The reported surrender of Burnside.
The reports from East Tennessee
are very cheering, "if true," They state that Gen. Longstreet
in his outer line of defences at Knoxville
, on Sunday, and drove him to his inner works at the point of the bayonet, killing and wounding large numbers of his men, and on Monday morning the attack was about to be renewed, when Burnside
, finding himself surrounded on all sides, proposed negotiations for a surrender; that the former were finally agreed upon, and the "hero of Fredericksburg
," and five thousand of his men, laid down their arms.
As nothing of this kind has reached the War Department, we are compelled to put little faith in the pretty picture that is drawn by reliable gentlemen.
The Lynchburg Republican
, of yesterday, publishes a letter from a soldier in Longstreet
's corps, written on Thursday last, giving a short account of the fight at Campbell's Station
on the previous day.
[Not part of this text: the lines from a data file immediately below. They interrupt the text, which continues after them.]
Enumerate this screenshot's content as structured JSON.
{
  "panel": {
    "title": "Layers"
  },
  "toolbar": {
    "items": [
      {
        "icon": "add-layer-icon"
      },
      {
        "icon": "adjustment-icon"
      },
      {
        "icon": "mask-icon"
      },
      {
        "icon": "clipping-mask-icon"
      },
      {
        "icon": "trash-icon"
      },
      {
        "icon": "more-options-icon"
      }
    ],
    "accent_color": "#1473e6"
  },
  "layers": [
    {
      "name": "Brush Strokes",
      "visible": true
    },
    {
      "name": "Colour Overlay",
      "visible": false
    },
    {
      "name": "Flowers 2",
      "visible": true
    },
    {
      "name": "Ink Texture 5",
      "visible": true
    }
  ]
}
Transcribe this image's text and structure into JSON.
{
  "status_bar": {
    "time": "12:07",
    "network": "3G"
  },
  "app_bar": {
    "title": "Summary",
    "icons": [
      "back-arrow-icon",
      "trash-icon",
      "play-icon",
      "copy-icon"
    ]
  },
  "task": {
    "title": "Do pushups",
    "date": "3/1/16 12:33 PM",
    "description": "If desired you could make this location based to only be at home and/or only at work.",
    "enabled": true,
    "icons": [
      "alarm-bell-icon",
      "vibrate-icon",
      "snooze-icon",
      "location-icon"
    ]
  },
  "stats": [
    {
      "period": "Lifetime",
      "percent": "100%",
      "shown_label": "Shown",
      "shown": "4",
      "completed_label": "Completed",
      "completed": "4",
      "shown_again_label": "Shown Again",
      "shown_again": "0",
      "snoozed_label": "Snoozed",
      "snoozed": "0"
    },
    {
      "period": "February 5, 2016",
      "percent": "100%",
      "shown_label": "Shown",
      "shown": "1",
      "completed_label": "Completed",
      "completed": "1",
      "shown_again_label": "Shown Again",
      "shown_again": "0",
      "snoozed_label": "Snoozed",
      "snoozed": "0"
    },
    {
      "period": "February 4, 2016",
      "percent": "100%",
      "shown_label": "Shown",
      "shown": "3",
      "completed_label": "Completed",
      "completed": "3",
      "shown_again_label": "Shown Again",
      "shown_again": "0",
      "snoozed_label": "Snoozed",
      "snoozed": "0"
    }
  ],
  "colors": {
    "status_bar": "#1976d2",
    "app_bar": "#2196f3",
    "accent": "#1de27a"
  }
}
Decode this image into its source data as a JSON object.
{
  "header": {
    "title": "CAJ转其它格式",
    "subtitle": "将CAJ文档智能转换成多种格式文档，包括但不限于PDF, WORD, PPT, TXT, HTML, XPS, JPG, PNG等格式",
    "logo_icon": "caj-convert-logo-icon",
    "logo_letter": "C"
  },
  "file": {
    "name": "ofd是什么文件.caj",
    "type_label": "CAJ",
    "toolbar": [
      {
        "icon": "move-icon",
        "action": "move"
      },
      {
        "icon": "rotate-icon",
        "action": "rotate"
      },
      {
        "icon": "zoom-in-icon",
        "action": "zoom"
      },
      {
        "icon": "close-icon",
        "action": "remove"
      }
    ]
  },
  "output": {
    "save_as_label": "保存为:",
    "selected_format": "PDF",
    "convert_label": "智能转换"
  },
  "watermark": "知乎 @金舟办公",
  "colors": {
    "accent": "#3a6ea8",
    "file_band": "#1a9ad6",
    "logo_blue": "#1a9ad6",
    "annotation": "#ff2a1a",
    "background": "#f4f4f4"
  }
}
The enemy, he states, were badly beaten, losing largely in killed and wounded, besides 700 prisoners, 900 horses, 110 wagons, four pieces of artillery, 3,700 blankets, and considerable amounts of commissary and quartermaster's stores, small arms, and ammunition.
They fell back towards Knoxville
, hotly pursued by our troops, and it was in the retreat that they lost the prisoners and property enumerated above.
Our own loss the writer estimates at 150 killed and wounded.